|Clasificación cooperativa||C07C1/20, Y02P20/52, C07C2521/12, C07C2529/18, C07C2529/70, C07C2521/16, C07C2529/40, C07C2529/50, C07C2529/65, C07C2529/85, C07C2529/08, C07C2529/60|
|31 Ene 1992||AS||Assignment|
Owner name: AMOCO CORPORATION A CORP. OF INDIANA, ILLINOIS
Free format text: ASSIGNMENT OF ASSIGNORS INTEREST.;ASSIGNORS:MARSHALL, CHRISTOPHER L.;MILLER, JEFFREY T.;REEL/FRAME:006002/0216
Effective date: 19911219

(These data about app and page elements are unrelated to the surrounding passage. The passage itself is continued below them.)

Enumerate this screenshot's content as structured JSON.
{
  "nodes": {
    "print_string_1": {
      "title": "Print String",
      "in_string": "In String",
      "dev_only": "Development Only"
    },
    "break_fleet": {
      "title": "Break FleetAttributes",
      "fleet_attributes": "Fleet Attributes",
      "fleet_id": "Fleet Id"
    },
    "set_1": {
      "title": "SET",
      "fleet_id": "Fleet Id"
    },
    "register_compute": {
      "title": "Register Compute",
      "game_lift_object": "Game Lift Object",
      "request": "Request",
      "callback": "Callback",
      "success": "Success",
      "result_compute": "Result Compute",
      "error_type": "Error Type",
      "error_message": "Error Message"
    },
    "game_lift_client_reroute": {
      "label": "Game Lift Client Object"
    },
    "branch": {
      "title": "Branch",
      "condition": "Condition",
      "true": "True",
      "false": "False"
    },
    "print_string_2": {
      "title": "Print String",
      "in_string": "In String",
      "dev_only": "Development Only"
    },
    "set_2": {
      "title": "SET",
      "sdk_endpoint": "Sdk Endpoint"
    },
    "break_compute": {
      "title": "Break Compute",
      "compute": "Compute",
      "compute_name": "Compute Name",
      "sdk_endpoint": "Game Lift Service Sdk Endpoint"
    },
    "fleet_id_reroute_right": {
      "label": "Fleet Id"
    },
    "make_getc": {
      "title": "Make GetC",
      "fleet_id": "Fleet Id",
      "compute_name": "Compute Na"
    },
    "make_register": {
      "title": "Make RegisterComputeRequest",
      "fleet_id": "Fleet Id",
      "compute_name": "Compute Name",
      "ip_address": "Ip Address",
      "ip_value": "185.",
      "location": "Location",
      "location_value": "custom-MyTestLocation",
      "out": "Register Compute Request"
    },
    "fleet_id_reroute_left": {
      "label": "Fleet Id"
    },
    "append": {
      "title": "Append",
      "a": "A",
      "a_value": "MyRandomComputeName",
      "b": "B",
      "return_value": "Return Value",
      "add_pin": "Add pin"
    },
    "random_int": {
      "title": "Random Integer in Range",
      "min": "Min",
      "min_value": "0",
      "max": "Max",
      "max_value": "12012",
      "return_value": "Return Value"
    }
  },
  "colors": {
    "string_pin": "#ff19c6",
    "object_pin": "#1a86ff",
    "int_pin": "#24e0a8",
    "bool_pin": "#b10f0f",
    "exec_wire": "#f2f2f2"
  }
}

|8 Oct 1996||REMI||Maintenance fee reminder mailed|
|2 Mar 1997||LAPS||Lapse for failure to pay maintenance fees|
|13 May 1997||FP||Expired due to failure to pay maintenance fee|
Effective date: 19970305